These samplings are cited not to suggest that the book dotes on historical oddities or undue emphasis on bizarre practices in remote places. They are matters of interest for the sake of the larger meaning MacCulloch is after, as well as being tributes to the author’s art of bringing broad swaths of historical movements into focus through real people living in real time. He does that again and again, often with a well-chosen adjective or a sly jab of humor. Another benefit of his focus on the meaningful individual is the manner in which he will return to that person’s ongoing significance much later in the Christian story. By this method he keeps teaching us how inter-related people and events are in the long march of the church’s centuries.
MacCulloch’s personal agenda sometimes shows through. As a faithful gay Christian, one raised in an Anglican manse and headed for ordination but derailed by his church’s position on homosexuality in the l980’s, he can allude to the mostly negative attitudes and actions of the church toward gay persons in a tone that carries only the slightest hint of a barely discernable acerbic cast to what is said.
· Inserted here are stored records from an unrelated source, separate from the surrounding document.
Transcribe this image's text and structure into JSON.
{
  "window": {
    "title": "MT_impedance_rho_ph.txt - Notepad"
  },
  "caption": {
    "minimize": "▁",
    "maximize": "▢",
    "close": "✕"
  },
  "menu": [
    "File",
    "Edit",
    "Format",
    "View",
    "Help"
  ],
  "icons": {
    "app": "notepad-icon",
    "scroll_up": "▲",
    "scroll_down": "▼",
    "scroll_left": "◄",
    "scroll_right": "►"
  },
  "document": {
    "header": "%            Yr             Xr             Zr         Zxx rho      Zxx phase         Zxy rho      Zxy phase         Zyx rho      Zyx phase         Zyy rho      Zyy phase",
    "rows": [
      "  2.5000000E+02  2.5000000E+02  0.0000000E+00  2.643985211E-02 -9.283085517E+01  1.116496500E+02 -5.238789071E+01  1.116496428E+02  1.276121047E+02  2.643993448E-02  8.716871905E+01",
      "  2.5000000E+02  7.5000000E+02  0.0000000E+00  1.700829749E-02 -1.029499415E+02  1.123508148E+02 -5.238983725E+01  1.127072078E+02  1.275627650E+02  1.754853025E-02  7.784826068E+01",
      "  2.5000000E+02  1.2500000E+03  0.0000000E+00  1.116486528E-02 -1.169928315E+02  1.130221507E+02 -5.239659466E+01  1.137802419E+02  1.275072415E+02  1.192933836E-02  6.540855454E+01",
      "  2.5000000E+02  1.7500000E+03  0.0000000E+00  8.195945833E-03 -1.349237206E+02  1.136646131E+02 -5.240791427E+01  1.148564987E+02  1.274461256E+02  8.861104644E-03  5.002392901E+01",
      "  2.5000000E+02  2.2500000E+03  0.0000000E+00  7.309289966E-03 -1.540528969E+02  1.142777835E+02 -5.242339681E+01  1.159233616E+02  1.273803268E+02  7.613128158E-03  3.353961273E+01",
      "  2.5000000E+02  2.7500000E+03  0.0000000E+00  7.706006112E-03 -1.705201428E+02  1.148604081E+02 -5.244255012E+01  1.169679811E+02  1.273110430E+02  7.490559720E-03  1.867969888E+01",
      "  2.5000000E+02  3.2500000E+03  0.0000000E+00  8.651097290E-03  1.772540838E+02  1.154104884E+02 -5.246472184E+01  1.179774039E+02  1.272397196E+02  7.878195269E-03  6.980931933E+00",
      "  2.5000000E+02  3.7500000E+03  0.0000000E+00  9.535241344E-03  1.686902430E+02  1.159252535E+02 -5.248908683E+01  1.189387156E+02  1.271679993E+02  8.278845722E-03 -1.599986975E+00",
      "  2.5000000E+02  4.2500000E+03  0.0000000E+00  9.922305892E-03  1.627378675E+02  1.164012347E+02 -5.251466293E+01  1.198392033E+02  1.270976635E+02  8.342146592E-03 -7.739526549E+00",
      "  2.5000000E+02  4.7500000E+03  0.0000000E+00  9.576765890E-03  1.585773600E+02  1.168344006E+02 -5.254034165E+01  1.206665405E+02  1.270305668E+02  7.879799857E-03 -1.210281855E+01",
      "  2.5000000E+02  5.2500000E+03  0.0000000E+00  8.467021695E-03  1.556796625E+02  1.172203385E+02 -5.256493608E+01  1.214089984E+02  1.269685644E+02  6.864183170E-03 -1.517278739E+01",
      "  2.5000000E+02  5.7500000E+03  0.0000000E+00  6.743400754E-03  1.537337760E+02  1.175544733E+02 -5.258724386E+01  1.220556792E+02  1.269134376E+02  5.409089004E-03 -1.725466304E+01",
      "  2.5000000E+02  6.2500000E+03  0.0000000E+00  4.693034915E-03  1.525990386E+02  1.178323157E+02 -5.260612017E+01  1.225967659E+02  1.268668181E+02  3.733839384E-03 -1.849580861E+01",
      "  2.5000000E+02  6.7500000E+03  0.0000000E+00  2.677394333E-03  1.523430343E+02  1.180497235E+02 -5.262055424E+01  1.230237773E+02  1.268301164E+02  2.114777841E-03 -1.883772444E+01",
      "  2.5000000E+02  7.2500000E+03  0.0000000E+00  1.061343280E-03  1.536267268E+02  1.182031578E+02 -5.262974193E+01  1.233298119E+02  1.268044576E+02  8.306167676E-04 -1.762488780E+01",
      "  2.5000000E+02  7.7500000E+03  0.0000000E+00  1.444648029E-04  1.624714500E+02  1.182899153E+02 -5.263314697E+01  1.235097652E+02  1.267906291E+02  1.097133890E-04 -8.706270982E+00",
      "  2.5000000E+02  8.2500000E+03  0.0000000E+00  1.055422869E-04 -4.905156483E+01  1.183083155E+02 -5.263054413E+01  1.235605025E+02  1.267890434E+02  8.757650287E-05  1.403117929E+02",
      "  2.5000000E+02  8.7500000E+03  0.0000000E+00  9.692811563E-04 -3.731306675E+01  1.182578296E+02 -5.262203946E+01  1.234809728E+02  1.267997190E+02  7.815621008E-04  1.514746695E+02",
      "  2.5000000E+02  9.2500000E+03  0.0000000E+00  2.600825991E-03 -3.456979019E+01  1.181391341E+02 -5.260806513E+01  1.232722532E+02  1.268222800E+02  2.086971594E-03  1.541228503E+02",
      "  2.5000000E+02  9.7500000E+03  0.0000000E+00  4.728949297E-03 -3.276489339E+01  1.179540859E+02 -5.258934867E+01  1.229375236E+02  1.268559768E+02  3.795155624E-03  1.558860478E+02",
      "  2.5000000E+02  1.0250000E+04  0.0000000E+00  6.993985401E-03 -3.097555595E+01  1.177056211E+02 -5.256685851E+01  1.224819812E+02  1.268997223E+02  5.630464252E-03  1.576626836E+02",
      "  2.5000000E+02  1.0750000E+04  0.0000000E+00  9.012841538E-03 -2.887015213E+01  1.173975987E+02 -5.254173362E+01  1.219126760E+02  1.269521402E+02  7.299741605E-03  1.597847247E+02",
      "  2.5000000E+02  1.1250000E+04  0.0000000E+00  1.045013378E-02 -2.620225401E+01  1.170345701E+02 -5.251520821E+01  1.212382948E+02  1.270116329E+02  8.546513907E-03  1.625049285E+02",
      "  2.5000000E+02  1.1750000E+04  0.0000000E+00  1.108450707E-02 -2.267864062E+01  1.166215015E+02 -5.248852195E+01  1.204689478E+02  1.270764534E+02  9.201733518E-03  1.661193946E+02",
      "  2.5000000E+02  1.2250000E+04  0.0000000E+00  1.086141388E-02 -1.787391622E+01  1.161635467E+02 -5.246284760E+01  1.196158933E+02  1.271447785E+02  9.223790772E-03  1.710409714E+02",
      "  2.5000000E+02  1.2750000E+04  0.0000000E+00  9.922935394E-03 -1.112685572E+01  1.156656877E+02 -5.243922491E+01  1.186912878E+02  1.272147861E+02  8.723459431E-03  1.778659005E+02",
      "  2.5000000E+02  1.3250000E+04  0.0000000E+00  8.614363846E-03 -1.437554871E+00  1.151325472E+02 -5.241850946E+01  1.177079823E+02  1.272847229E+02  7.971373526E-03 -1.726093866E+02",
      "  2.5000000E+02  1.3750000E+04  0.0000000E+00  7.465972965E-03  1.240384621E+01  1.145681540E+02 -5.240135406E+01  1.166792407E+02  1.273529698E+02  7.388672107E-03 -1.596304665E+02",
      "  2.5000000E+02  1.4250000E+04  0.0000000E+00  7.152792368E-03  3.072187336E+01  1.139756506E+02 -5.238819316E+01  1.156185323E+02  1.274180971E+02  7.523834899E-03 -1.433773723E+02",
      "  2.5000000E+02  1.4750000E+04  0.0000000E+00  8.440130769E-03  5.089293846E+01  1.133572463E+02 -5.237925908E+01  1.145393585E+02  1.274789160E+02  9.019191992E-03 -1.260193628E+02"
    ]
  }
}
Given the circumstances of his earlier aspirations for a calling in the Church of England, his reserve is as noteworthy as his candor in naming matters that continue to be painfully unsettled.
I’ve made the point that the book is indeed immense in its scope. I add that it is exhaustively documented for pinpoint accuracy in the most minute detail (including the weird spelling of early Syrian dynastic regimes). To underscore his meticulous care in documentation, I must mention the only inaccuracy I came across in over a thousand pages of text. He states that the l980 assassination of the Salvadoran Archbishop Oscar Romero took place “in his own cathedral” (p. 996). Actually, it occurred in a small Catholic hospital chapel in San Salvador.
Let my smugness in even mentioning such a minuscule matter serve only to underscore the overwhelming excellence of Diarmaid MacCulloch’s CHRISTIANITY. THE FIRST THREE THOUSAND YEARS.